In a post today, Alex Kane asked the question, ‘Is another ‘Cast Lead’ in the offing?‘ I wanted to just add a couple of supplementary thoughts on the current “escalation” in Gaza.
Firstly, the AIC have published a useful article that includes a chronological summary of events in the last week or so:
On 16 March the Israeli air force attacked a Hamas training base near the former settlement of Netzarim. Two Hamas militants, Adana Eshtaiwi, 27 years old, and Ghassan Abu Amro, 25 years old, were killed in the attack, while a third person was injured.
While “the Israeli military claimed the strike was in response to a single mortar projectile launched from the Gaza Strip into southern Israel”, the AIC observes that “no Palestinian faction claimed responsibility for the firing, and the Israeli press reported that the projectile was launched by a small, unknown organization.”
This was a point reflected in a piece in Ha’aretz on 20 March. Avi Issacharoff and Amos Harel observed that the previous day’s mortar fire was presented by Hamas as a response to the IDF’s fatal strike against Hamas forces on 16 March, which in turn was said to have been “precipitated by a Qassam strike a few hours earlier”. Then the two analysts wrote:
Hamas said – and to a certain extent justifiably – that Israel had exceeded the unwritten rules of the game. The Qassam had been fired by a marginal Palestinian group, and the accepted response would have been a bombing of empty Hamas offices or an escape tunnel without casualties.
So as Alex pointed out, the parallels are there, particularly in terms of both establishing an atmosphere of ‘inevitability’ about an assault as well as provoking Hamas into a response to create the PR-friendly casus belli (as in 2008).
Secondly, some have suggested that Hamas’ mortar fire last week was designed to derail reconciliation efforts, or distract from March 15 protests. This is possible.

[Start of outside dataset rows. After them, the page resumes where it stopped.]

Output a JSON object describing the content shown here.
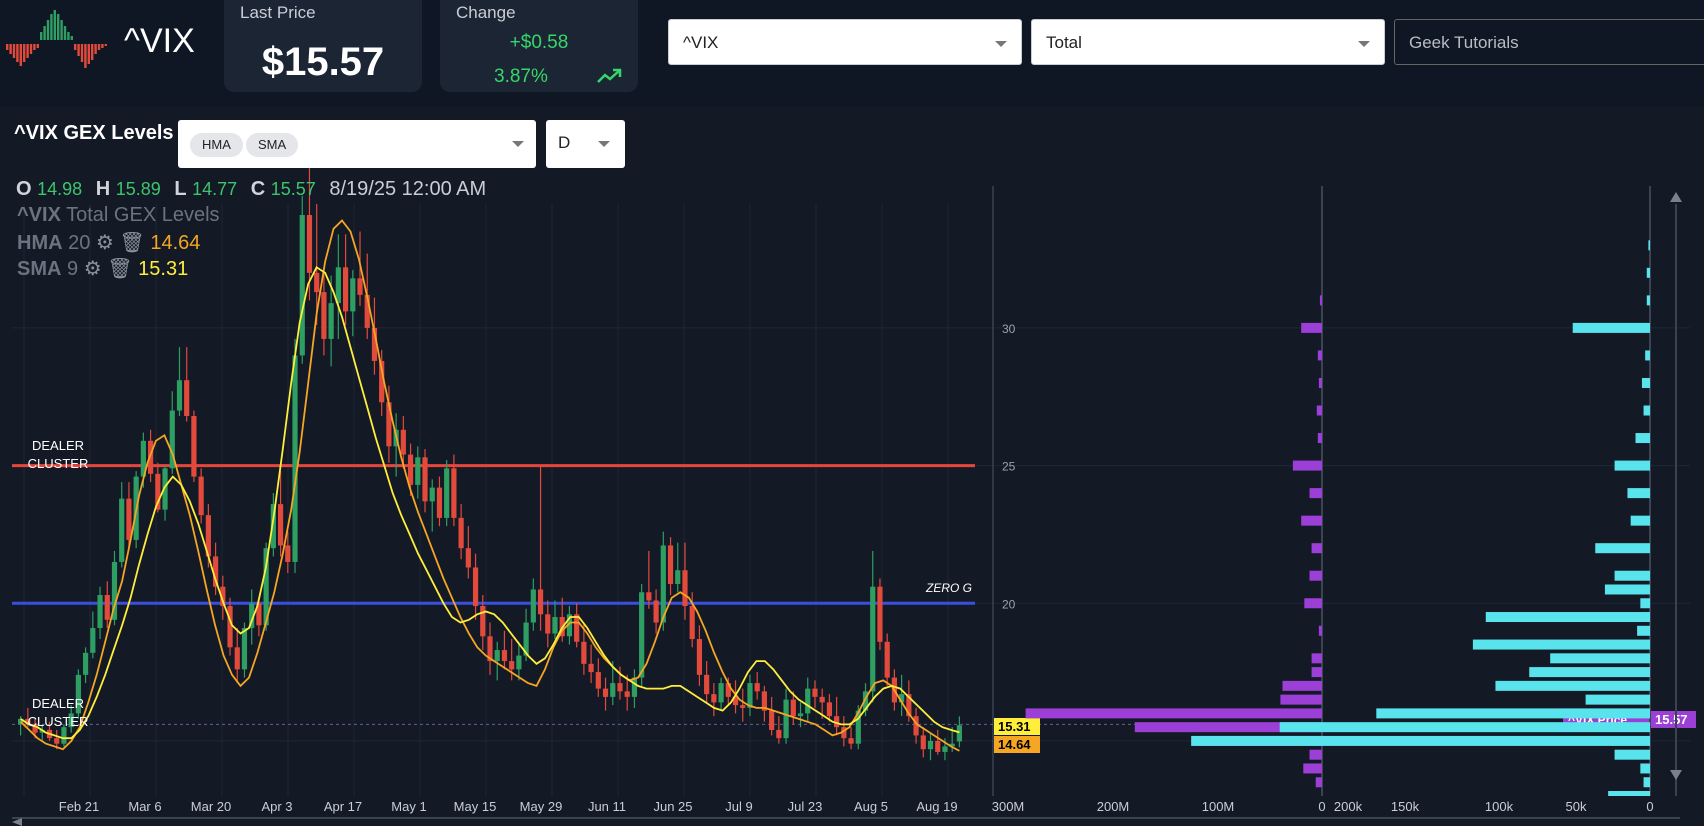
{
  "header": {
    "symbol": "^VIX",
    "last_price_label": "Last Price",
    "last_price": "$15.57",
    "change_label": "Change",
    "change_abs": "+$0.58",
    "change_pct": "3.87%",
    "symbol_select": "^VIX",
    "type_select": "Total",
    "tutorial_select": "Geek Tutorials"
  },
  "panel": {
    "title": "^VIX GEX Levels",
    "indicators": [
      "HMA",
      "SMA"
    ],
    "period": "D",
    "ohlc": {
      "o_label": "O",
      "o": "14.98",
      "h_label": "H",
      "h": "15.89",
      "l_label": "L",
      "l": "14.77",
      "c_label": "C",
      "c": "15.57",
      "datetime": "8/19/25 12:00 AM"
    },
    "legend": {
      "series_title": "^VIX",
      "series_subtitle": "Total GEX Levels",
      "hma_label": "HMA",
      "hma_period": "20",
      "hma_value": "14.64",
      "sma_label": "SMA",
      "sma_period": "9",
      "sma_value": "15.31"
    },
    "level_labels": {
      "dealer_top": [
        "DEALER",
        "CLUSTER"
      ],
      "zero_g": "ZERO G",
      "dealer_bottom": [
        "DEALER",
        "CLUSTER"
      ]
    },
    "price_tags": {
      "sma": "15.31",
      "hma": "14.64",
      "vix_price_label": "^VIX Price",
      "vix_price": "15.57"
    },
    "colors": {
      "up": "#2e9e63",
      "down": "#e24a3b",
      "hma": "#f5a623",
      "sma": "#ffee3a",
      "resistance": "#e6463c",
      "zero_gamma": "#3a4fe0",
      "call_bar": "#59e3ec",
      "put_bar": "#9b3fd6"
    }
  },
  "chart_data": {
    "type": "candlestick",
    "x_tick_labels": [
      "Feb 21",
      "Mar 6",
      "Mar 20",
      "Apr 3",
      "Apr 17",
      "May 1",
      "May 15",
      "May 29",
      "Jun 11",
      "Jun 25",
      "Jul 9",
      "Jul 23",
      "Aug 5",
      "Aug 19"
    ],
    "y_ticks": [
      20,
      25,
      30
    ],
    "ylim": [
      13.0,
      34.5
    ],
    "levels": {
      "dealer_cluster_upper": 25,
      "zero_gamma": 20,
      "dealer_cluster_lower": 15.6
    },
    "candles": [
      [
        15.6,
        15.9,
        15.2,
        15.8
      ],
      [
        15.8,
        16.2,
        15.5,
        15.6
      ],
      [
        15.6,
        15.8,
        15.1,
        15.3
      ],
      [
        15.3,
        15.6,
        15.0,
        15.4
      ],
      [
        15.4,
        15.7,
        15.0,
        15.1
      ],
      [
        15.1,
        15.4,
        14.7,
        14.9
      ],
      [
        14.9,
        15.6,
        14.8,
        15.5
      ],
      [
        15.5,
        16.3,
        15.3,
        16.0
      ],
      [
        16.0,
        17.6,
        15.8,
        17.4
      ],
      [
        17.4,
        18.4,
        17.1,
        18.2
      ],
      [
        18.2,
        19.7,
        18.0,
        19.1
      ],
      [
        19.1,
        20.6,
        18.7,
        20.3
      ],
      [
        20.3,
        20.8,
        19.1,
        19.4
      ],
      [
        19.4,
        21.9,
        19.2,
        21.5
      ],
      [
        21.5,
        24.4,
        21.3,
        23.8
      ],
      [
        23.8,
        24.4,
        21.9,
        22.3
      ],
      [
        22.3,
        24.8,
        22.0,
        24.6
      ],
      [
        24.6,
        26.2,
        24.2,
        25.9
      ],
      [
        25.9,
        26.3,
        24.4,
        24.7
      ],
      [
        24.7,
        25.1,
        23.3,
        23.4
      ],
      [
        23.4,
        25.0,
        23.0,
        24.9
      ],
      [
        24.9,
        27.7,
        24.7,
        27.0
      ],
      [
        27.0,
        29.3,
        26.8,
        28.1
      ],
      [
        28.1,
        29.3,
        26.6,
        26.8
      ],
      [
        26.8,
        27.0,
        24.4,
        24.6
      ],
      [
        24.6,
        24.9,
        22.9,
        23.2
      ],
      [
        23.2,
        23.6,
        21.3,
        21.7
      ],
      [
        21.7,
        22.2,
        20.3,
        20.6
      ],
      [
        20.6,
        21.0,
        19.4,
        19.9
      ],
      [
        19.9,
        20.2,
        18.1,
        18.4
      ],
      [
        18.4,
        19.1,
        17.1,
        17.6
      ],
      [
        17.6,
        19.3,
        17.3,
        19.1
      ],
      [
        19.1,
        20.5,
        18.5,
        20.0
      ],
      [
        20.0,
        20.2,
        18.8,
        19.2
      ],
      [
        19.2,
        22.2,
        19.0,
        22.0
      ],
      [
        22.0,
        24.0,
        21.7,
        23.6
      ],
      [
        23.6,
        24.8,
        21.7,
        22.1
      ],
      [
        22.1,
        22.6,
        21.1,
        21.5
      ],
      [
        21.5,
        29.6,
        21.1,
        29.0
      ],
      [
        29.0,
        34.8,
        28.7,
        34.1
      ],
      [
        34.1,
        36.0,
        31.0,
        32.0
      ],
      [
        32.0,
        34.5,
        30.1,
        31.3
      ],
      [
        31.3,
        32.2,
        29.0,
        29.6
      ],
      [
        29.6,
        31.9,
        28.6,
        30.9
      ],
      [
        30.9,
        33.4,
        29.6,
        32.2
      ],
      [
        32.2,
        33.4,
        30.1,
        30.6
      ],
      [
        30.6,
        32.1,
        29.7,
        31.8
      ],
      [
        31.8,
        33.5,
        30.8,
        31.2
      ],
      [
        31.2,
        32.7,
        29.6,
        30.0
      ],
      [
        30.0,
        31.1,
        28.3,
        28.8
      ],
      [
        28.8,
        29.2,
        26.8,
        27.3
      ],
      [
        27.3,
        27.9,
        25.1,
        25.7
      ],
      [
        25.7,
        26.9,
        24.6,
        26.3
      ],
      [
        26.3,
        26.8,
        24.9,
        25.4
      ],
      [
        25.4,
        25.8,
        23.9,
        24.3
      ],
      [
        24.3,
        25.7,
        23.8,
        25.3
      ],
      [
        25.3,
        25.6,
        23.3,
        23.7
      ],
      [
        23.7,
        24.5,
        22.6,
        24.2
      ],
      [
        24.2,
        24.6,
        22.8,
        23.1
      ],
      [
        23.1,
        25.2,
        22.8,
        24.9
      ],
      [
        24.9,
        25.4,
        22.8,
        23.1
      ],
      [
        23.1,
        23.6,
        21.6,
        22.0
      ],
      [
        22.0,
        22.8,
        20.9,
        21.3
      ],
      [
        21.3,
        21.8,
        19.4,
        19.9
      ],
      [
        19.9,
        20.3,
        18.3,
        18.8
      ],
      [
        18.8,
        19.3,
        17.4,
        17.9
      ],
      [
        17.9,
        18.6,
        17.2,
        18.3
      ],
      [
        18.3,
        19.0,
        17.6,
        17.9
      ],
      [
        17.9,
        18.7,
        17.2,
        17.6
      ],
      [
        17.6,
        18.6,
        17.2,
        18.1
      ],
      [
        18.1,
        19.8,
        17.9,
        19.3
      ],
      [
        19.3,
        20.9,
        19.0,
        20.5
      ],
      [
        20.5,
        25.0,
        19.0,
        19.6
      ],
      [
        19.6,
        20.1,
        18.4,
        18.9
      ],
      [
        18.9,
        20.1,
        18.7,
        19.5
      ],
      [
        19.5,
        20.2,
        18.6,
        18.8
      ],
      [
        18.8,
        19.9,
        18.5,
        19.6
      ],
      [
        19.6,
        20.0,
        18.4,
        18.6
      ],
      [
        18.6,
        19.3,
        17.4,
        17.8
      ],
      [
        17.8,
        18.5,
        17.1,
        17.5
      ],
      [
        17.5,
        18.0,
        16.6,
        16.9
      ],
      [
        16.9,
        17.3,
        16.1,
        16.6
      ],
      [
        16.6,
        17.9,
        16.3,
        17.1
      ],
      [
        17.1,
        17.7,
        16.5,
        16.8
      ],
      [
        16.8,
        17.4,
        16.1,
        16.6
      ],
      [
        16.6,
        17.6,
        16.2,
        17.3
      ],
      [
        17.3,
        20.7,
        17.0,
        20.4
      ],
      [
        20.4,
        21.9,
        19.8,
        20.1
      ],
      [
        20.1,
        20.5,
        18.9,
        19.3
      ],
      [
        19.3,
        22.6,
        19.0,
        22.1
      ],
      [
        22.1,
        22.4,
        20.3,
        20.7
      ],
      [
        20.7,
        22.2,
        20.4,
        21.2
      ],
      [
        21.2,
        22.2,
        19.4,
        19.9
      ],
      [
        19.9,
        20.4,
        18.4,
        18.7
      ],
      [
        18.7,
        19.2,
        17.0,
        17.4
      ],
      [
        17.4,
        17.9,
        16.4,
        16.7
      ],
      [
        16.7,
        17.1,
        15.9,
        16.4
      ],
      [
        16.4,
        17.3,
        16.1,
        17.1
      ],
      [
        17.1,
        17.3,
        16.3,
        16.6
      ],
      [
        16.6,
        17.2,
        16.0,
        16.3
      ],
      [
        16.3,
        16.9,
        15.7,
        16.2
      ],
      [
        16.2,
        17.4,
        15.9,
        17.1
      ],
      [
        17.1,
        17.5,
        16.5,
        16.8
      ],
      [
        16.8,
        17.0,
        15.7,
        16.1
      ],
      [
        16.1,
        16.6,
        15.2,
        15.4
      ],
      [
        15.4,
        15.9,
        14.9,
        15.1
      ],
      [
        15.1,
        16.9,
        14.9,
        16.5
      ],
      [
        16.5,
        16.8,
        15.6,
        15.9
      ],
      [
        15.9,
        16.4,
        15.5,
        16.0
      ],
      [
        16.0,
        17.3,
        15.7,
        16.9
      ],
      [
        16.9,
        17.2,
        16.2,
        16.6
      ],
      [
        16.6,
        16.9,
        15.8,
        16.4
      ],
      [
        16.4,
        16.7,
        15.7,
        15.9
      ],
      [
        15.9,
        16.6,
        15.2,
        15.5
      ],
      [
        15.5,
        15.9,
        14.8,
        15.1
      ],
      [
        15.1,
        15.5,
        14.7,
        14.9
      ],
      [
        14.9,
        16.3,
        14.7,
        16.1
      ],
      [
        16.1,
        17.1,
        15.9,
        16.8
      ],
      [
        16.8,
        21.9,
        16.4,
        20.6
      ],
      [
        20.6,
        20.9,
        18.3,
        18.6
      ],
      [
        18.6,
        18.9,
        17.0,
        17.3
      ],
      [
        17.3,
        17.6,
        16.1,
        16.4
      ],
      [
        16.4,
        17.4,
        15.9,
        16.7
      ],
      [
        16.7,
        17.2,
        15.7,
        15.9
      ],
      [
        15.9,
        16.2,
        14.9,
        15.2
      ],
      [
        15.2,
        15.5,
        14.4,
        14.7
      ],
      [
        14.7,
        15.3,
        14.3,
        15.0
      ],
      [
        15.0,
        15.4,
        14.5,
        14.6
      ],
      [
        14.6,
        15.1,
        14.3,
        14.8
      ],
      [
        14.8,
        15.5,
        14.6,
        14.9
      ],
      [
        14.98,
        15.89,
        14.77,
        15.57
      ]
    ],
    "hma": [
      15.7,
      15.4,
      15.1,
      14.9,
      14.8,
      14.7,
      15.0,
      15.5,
      16.4,
      17.4,
      18.6,
      19.8,
      20.8,
      22.3,
      23.9,
      25.1,
      25.9,
      26.1,
      25.4,
      24.3,
      23.2,
      21.9,
      20.5,
      19.2,
      18.1,
      17.4,
      17.0,
      17.3,
      18.2,
      19.3,
      20.4,
      21.8,
      23.4,
      25.5,
      28.0,
      30.5,
      32.4,
      33.6,
      33.9,
      33.5,
      32.5,
      31.1,
      29.6,
      28.0,
      26.6,
      25.3,
      24.2,
      23.3,
      22.5,
      21.7,
      20.9,
      20.2,
      19.5,
      18.9,
      18.4,
      18.1,
      17.9,
      17.7,
      17.5,
      17.3,
      17.1,
      17.0,
      17.6,
      18.4,
      19.0,
      19.3,
      19.3,
      18.9,
      18.4,
      18.0,
      17.7,
      17.4,
      17.2,
      17.3,
      17.8,
      18.6,
      19.5,
      20.2,
      20.4,
      20.2,
      19.7,
      19.0,
      18.2,
      17.5,
      16.9,
      16.5,
      16.3,
      16.2,
      16.2,
      16.1,
      16.0,
      15.9,
      15.8,
      15.7,
      15.6,
      15.4,
      15.2,
      15.3,
      15.5,
      16.0,
      16.6,
      17.1,
      17.2,
      17.0,
      16.5,
      16.0,
      15.6,
      15.4,
      15.2,
      15.0,
      14.8,
      14.64
    ],
    "sma": [
      15.8,
      15.6,
      15.5,
      15.3,
      15.2,
      15.1,
      15.1,
      15.4,
      15.9,
      16.6,
      17.4,
      18.3,
      19.2,
      20.2,
      21.4,
      22.5,
      23.5,
      24.2,
      24.6,
      24.3,
      23.7,
      22.9,
      21.9,
      20.9,
      20.0,
      19.2,
      18.9,
      19.1,
      19.9,
      21.3,
      23.3,
      25.6,
      28.0,
      30.2,
      31.6,
      32.2,
      32.0,
      31.3,
      30.4,
      29.3,
      28.2,
      27.1,
      26.0,
      25.0,
      24.0,
      23.2,
      22.5,
      21.8,
      21.2,
      20.6,
      20.0,
      19.5,
      19.3,
      19.4,
      19.6,
      19.7,
      19.6,
      19.3,
      18.9,
      18.5,
      18.1,
      17.8,
      18.0,
      18.5,
      19.1,
      19.5,
      19.5,
      19.1,
      18.6,
      18.1,
      17.7,
      17.4,
      17.2,
      17.0,
      16.9,
      16.9,
      16.9,
      17.0,
      17.0,
      16.8,
      16.6,
      16.4,
      16.2,
      16.1,
      16.4,
      16.9,
      17.5,
      17.9,
      17.9,
      17.6,
      17.2,
      16.8,
      16.5,
      16.3,
      16.1,
      15.9,
      15.7,
      15.6,
      15.6,
      15.8,
      16.2,
      16.6,
      16.9,
      17.0,
      16.9,
      16.6,
      16.3,
      16.0,
      15.7,
      15.5,
      15.4,
      15.31
    ],
    "gex_axis_ticks": [
      "300M",
      "200M",
      "100M",
      "0",
      "200k",
      "150k",
      "100k",
      "50k",
      "0"
    ],
    "gex_total": {
      "strikes": [
        33,
        32,
        31,
        30,
        29,
        28,
        27,
        26,
        25,
        24,
        23,
        22,
        21,
        20,
        19,
        18,
        17.5,
        17,
        16.5,
        16,
        15.5,
        15,
        14.5,
        14,
        13.5
      ],
      "values": [
        0,
        0,
        -2,
        -20,
        -4,
        -3,
        -5,
        -4,
        -28,
        -12,
        -20,
        -10,
        -12,
        -17,
        -3,
        -10,
        -10,
        -38,
        -40,
        -285,
        -180,
        -120,
        -12,
        -18,
        -6
      ]
    },
    "gex_other": {
      "strikes": [
        33,
        32,
        31,
        30,
        29,
        28,
        27,
        26,
        25,
        24,
        23,
        22,
        21,
        20.5,
        20,
        19.5,
        19,
        18.5,
        18,
        17.5,
        17,
        16.5,
        16,
        15.5,
        15,
        14.5,
        14,
        13.5,
        13
      ],
      "values": [
        1,
        2,
        2,
        48,
        3,
        5,
        4,
        9,
        22,
        14,
        12,
        34,
        22,
        28,
        6,
        102,
        8,
        110,
        62,
        75,
        96,
        40,
        170,
        230,
        285,
        22,
        6,
        4,
        26
      ]
    }
  }
}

However, it is also plausible that Netanyahu is seeking to stir up a ‘cycle of violence’ in Gaza/the south as a response to being pushed into a corner internationally, and facing numerous domestic political challenges.